Still stained with mud and blood from the battlefield, the two young Dwarrow warrior women stood close together.
They were both women of great bravery and great strength; Raven Oakenshield, daughter of Thorin, son of Thrain, son of Thror, had given an eye and survived the Rite of Odin, was an apprentice wizard and one of the bravest and shrewdest fighters of her generation.
And Brimi Wargiver, daughter of Dwalin, had survived being kidnapped by orcs when she was 20, and sold to the Ringmaster of the Circus Mortis.
She rose to become Master Gladiator, and after her thirty years of service to the Ringmaster were complete, she returned home a woman her father could be proud of.
But, Raven was truly her father’s daughter; she was devoted to him, and she had been raised with her cousins Fili and Kili as if they were her brothers.
They had been inseperable.
That, and to Raven, Fili was her beloved shield-brother, her best friend and her One, if not her Only.
And Thorin had been the one to discover Brimi in the Circus Mortis; he bought her freedom and convinced her to come back to the Blue Mountains with him, where he made her his personal Bodyguard, the King’s Berserk.
It was widely known that she was also his mistress, formost among his mistresses.
Thorin always told Brimi that he was not her Master, and she was a free woman, but in her heart, Brimi still looked upon him as if he was.
And Kili had been special to Brimi; he was the brave young warrior she’d never have to watch die in the Arena; Kili was her second chance at something like love.
Like Raven, she had grown up with Fili and Kili; Raven and Fili and Kili were her shield brothers and sister; her nearest and closest friend.
The two women, who had long ago forbade themselves to cry, stood together, clinging to one another, stupefied with their grief.
Even Dwalin’s mighty heart was shattered, and he had seriously thought of suicide.
But Brimi was his daughter, and now Raven was fatherless.
They were very young, still only girls, and even though Raven was Queen Under the Mountain, now, they both needed him.
“Come on, my lasses.
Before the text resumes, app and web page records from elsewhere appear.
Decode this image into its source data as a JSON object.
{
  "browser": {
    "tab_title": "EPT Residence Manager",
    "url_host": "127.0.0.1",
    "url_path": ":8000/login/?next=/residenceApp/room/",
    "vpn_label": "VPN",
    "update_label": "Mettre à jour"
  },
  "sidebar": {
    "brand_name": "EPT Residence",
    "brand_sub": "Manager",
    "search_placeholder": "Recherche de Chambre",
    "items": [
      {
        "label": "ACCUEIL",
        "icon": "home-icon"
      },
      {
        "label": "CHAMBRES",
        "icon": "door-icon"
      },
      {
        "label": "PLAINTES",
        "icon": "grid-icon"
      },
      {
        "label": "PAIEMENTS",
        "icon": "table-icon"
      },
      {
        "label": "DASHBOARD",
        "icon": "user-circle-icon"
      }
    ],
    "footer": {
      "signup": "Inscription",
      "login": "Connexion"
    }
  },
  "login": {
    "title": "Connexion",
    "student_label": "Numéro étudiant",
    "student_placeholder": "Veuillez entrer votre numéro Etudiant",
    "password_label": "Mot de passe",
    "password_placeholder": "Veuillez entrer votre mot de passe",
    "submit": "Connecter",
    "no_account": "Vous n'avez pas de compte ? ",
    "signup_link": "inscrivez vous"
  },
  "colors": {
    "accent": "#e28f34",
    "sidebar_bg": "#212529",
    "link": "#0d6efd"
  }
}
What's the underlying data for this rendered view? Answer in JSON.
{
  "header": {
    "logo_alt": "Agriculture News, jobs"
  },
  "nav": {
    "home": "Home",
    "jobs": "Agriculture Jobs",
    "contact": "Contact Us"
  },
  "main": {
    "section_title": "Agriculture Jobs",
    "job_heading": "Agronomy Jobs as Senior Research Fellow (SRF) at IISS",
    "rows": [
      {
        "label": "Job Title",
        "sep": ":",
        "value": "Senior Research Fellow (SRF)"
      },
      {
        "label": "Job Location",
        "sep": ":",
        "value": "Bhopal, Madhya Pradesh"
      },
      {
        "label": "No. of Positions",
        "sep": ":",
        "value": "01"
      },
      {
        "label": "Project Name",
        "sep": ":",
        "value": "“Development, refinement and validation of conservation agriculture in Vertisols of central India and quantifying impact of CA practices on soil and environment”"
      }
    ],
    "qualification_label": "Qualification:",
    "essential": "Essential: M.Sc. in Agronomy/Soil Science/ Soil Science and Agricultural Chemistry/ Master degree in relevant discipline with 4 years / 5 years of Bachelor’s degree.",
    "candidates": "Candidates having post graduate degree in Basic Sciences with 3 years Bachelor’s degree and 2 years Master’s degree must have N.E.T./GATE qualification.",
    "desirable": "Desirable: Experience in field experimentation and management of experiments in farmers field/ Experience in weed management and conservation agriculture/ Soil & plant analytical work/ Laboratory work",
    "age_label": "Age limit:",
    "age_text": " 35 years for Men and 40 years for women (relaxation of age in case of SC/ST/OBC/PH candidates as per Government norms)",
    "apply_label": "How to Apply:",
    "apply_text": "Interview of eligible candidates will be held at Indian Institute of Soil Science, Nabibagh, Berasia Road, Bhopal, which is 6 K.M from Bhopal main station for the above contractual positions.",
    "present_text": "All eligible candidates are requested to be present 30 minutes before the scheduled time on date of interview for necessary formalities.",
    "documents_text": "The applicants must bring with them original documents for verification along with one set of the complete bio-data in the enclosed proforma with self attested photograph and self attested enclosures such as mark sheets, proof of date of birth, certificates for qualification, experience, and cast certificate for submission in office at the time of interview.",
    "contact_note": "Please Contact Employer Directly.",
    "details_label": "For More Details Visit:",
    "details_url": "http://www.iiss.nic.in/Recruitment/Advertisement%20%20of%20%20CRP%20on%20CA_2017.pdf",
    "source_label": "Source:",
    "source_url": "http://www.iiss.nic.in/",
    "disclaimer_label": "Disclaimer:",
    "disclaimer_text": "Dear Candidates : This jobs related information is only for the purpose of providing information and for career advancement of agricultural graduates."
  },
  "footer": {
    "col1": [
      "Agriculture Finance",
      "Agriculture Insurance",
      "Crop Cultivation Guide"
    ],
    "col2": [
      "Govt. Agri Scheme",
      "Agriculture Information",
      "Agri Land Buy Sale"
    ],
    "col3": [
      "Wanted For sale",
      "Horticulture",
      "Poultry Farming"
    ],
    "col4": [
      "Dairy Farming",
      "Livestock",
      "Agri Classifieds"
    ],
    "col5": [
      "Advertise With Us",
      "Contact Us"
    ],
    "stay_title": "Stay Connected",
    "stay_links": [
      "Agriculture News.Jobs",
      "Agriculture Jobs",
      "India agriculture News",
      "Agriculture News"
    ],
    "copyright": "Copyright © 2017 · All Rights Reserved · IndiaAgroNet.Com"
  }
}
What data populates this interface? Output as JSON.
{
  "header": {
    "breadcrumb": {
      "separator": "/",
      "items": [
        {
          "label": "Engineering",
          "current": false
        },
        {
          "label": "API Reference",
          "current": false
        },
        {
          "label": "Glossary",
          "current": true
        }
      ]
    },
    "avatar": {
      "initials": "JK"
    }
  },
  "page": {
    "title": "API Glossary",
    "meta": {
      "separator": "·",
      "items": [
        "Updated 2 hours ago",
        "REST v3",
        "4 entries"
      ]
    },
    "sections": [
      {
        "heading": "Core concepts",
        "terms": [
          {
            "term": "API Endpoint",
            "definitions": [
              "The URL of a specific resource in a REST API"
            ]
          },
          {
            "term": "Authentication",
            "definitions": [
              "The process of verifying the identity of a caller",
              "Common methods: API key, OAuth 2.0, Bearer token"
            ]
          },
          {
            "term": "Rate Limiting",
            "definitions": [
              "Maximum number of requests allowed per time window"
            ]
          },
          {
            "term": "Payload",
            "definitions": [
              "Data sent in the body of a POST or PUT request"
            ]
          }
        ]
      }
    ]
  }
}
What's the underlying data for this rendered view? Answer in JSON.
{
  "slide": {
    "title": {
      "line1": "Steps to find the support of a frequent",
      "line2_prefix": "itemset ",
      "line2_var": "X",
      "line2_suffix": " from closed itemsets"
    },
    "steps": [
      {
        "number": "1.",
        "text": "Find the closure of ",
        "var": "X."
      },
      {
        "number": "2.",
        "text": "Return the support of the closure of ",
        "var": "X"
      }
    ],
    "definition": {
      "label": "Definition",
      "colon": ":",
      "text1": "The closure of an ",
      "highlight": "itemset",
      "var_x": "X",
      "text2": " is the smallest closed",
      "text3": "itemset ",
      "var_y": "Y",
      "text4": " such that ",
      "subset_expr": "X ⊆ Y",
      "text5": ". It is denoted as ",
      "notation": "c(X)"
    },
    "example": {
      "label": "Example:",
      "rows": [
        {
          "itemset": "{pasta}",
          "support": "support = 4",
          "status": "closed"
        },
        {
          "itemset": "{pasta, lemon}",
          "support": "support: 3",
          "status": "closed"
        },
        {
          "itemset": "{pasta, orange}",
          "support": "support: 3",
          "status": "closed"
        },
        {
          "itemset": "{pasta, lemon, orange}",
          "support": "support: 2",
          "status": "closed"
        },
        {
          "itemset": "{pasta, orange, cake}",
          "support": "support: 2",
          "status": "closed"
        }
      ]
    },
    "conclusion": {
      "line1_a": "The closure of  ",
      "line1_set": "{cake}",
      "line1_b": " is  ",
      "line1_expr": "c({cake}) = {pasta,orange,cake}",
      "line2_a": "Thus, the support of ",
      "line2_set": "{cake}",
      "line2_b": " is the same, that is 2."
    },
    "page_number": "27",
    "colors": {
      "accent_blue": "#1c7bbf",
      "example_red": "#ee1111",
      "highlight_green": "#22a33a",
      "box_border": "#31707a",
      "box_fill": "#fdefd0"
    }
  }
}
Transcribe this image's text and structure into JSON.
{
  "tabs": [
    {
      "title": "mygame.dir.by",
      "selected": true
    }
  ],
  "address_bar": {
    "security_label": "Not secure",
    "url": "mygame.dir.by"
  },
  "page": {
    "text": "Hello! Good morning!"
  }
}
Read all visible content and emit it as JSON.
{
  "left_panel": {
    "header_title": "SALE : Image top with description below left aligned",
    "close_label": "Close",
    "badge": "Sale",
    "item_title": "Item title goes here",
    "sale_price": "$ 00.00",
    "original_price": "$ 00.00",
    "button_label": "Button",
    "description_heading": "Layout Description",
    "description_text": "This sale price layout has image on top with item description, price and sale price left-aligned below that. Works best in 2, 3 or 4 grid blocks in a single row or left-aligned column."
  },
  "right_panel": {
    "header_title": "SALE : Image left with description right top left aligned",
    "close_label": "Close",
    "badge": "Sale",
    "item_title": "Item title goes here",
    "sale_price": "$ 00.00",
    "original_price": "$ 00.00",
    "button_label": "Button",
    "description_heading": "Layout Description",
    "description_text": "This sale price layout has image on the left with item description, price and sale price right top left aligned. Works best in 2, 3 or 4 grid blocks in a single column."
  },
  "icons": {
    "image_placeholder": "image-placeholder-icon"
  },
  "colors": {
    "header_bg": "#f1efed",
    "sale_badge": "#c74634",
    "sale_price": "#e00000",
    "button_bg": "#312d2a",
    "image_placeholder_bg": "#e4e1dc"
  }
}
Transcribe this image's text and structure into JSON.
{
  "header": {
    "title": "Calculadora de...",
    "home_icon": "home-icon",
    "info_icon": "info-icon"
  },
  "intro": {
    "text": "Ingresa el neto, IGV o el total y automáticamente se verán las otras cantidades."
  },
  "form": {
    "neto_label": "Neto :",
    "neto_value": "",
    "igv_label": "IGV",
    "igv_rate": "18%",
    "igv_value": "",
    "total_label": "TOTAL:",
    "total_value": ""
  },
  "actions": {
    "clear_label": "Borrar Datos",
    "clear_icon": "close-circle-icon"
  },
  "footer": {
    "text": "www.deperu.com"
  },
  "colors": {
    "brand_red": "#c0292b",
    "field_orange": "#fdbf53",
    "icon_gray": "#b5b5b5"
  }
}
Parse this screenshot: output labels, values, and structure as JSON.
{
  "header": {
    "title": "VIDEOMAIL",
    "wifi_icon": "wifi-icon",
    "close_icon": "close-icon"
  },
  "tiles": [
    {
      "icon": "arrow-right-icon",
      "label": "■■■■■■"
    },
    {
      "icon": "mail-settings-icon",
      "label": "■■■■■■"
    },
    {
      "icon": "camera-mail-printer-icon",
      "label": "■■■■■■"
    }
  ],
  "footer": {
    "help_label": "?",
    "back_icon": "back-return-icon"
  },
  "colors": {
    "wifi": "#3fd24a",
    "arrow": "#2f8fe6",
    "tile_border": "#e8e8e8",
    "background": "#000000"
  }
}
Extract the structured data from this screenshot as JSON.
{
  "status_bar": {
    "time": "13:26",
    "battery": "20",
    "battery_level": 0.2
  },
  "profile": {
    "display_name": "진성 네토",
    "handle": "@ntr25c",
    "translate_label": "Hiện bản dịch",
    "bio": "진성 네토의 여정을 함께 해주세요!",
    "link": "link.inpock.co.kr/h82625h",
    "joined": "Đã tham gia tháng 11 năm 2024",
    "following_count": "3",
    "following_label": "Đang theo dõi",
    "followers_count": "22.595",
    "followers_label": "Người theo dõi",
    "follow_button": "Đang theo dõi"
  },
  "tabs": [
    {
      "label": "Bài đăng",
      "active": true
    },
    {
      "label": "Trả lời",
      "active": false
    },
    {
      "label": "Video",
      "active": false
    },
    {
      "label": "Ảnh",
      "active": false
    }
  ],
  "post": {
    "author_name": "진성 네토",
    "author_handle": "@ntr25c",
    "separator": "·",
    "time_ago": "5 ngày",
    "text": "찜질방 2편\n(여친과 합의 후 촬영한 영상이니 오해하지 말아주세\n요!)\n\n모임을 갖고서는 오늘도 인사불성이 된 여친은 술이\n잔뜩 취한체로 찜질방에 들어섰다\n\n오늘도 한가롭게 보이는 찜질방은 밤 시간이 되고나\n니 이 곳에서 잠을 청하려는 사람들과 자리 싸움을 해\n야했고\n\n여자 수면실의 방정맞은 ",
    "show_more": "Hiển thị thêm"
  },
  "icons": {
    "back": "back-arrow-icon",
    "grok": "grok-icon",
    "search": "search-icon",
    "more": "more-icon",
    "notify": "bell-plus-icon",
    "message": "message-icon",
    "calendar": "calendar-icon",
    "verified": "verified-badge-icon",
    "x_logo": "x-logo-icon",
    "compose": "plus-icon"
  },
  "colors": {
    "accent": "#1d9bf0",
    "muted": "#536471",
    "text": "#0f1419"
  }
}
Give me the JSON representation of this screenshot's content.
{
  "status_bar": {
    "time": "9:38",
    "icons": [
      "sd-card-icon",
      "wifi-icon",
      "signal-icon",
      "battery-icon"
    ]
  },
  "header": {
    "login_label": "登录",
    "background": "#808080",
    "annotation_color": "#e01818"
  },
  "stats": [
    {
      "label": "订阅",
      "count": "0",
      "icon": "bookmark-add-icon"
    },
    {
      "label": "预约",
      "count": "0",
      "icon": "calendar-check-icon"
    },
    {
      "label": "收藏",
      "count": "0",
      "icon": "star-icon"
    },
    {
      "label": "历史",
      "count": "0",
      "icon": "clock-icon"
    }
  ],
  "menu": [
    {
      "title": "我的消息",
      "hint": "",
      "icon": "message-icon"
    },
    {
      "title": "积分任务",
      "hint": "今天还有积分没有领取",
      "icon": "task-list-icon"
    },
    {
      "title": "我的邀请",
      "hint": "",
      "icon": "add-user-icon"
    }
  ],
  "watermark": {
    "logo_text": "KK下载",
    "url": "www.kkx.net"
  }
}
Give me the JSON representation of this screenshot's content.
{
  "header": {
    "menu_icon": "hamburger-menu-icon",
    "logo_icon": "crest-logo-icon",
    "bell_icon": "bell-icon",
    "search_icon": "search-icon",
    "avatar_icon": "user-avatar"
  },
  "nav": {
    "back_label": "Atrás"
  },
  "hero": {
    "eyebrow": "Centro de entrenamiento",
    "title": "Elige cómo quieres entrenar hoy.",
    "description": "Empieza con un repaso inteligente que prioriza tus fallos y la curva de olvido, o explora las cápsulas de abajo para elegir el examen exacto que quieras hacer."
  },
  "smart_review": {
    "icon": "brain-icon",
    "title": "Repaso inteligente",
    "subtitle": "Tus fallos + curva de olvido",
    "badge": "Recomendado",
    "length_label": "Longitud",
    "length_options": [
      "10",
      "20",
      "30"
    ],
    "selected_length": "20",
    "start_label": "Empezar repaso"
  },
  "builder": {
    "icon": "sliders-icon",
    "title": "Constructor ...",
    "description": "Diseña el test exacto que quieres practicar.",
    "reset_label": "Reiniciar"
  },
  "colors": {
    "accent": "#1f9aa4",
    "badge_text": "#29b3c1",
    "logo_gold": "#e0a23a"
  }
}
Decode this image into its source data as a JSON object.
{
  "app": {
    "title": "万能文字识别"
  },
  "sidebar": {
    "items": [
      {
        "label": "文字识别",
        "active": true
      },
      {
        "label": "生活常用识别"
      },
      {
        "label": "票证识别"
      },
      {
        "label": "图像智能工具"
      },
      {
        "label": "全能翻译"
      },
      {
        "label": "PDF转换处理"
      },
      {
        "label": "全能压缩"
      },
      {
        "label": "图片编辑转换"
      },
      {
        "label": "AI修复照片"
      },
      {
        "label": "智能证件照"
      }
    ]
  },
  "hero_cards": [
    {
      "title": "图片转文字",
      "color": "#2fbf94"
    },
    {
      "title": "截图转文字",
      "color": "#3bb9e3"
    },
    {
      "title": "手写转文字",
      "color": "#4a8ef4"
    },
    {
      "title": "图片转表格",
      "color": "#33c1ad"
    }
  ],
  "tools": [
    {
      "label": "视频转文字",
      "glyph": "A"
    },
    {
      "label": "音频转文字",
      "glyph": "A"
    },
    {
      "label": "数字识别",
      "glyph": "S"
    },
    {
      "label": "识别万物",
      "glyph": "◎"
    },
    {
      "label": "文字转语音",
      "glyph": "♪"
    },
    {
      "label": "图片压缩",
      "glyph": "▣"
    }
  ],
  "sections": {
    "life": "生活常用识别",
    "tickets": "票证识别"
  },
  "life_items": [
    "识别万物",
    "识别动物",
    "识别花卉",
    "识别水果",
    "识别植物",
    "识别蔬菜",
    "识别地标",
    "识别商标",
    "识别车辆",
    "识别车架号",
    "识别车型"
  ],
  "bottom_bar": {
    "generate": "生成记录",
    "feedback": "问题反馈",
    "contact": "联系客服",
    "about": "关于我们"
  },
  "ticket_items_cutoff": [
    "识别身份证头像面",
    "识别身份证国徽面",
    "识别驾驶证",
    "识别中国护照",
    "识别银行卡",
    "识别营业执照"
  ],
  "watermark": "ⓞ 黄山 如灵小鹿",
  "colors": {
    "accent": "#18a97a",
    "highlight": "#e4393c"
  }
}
I have two arms to hold you with. Turn your faces to my shoulders and cry if you must. Even my eyes are wet with tears.”
The girls went to Dwalin.
But, even then?
They were up to something.
The two young women spoke in the Dokkalfari language of their mothers. Dwalin, however, spoke Dokkalfari.
He only heard whispered snatches of their conversation, madness about Fili and Kili not being dead, and Thorin not as dead as he seemed.
“They are dead, my lasses. You can’t fight death.” Dwalin told Raven.
“I know that, Dwalin. I didn’t give my eye in the Rite of Odin or spend ten odd years apprenticed to a wizard, and not learn that. But I Iearned something else, along the way. You can’t fight death, but sometimes? You can cheat it.”
Raven Oakenshield, also called Raven the Green got a little vial out of her pocket, and winked at Dwalin.
“Dry your tears, Uncle Dwalin. I am Raven the Green, and Queen Under the Mountain. All my cards are not yet played. Nor have all my threats been made. Should I do it, Brimi?”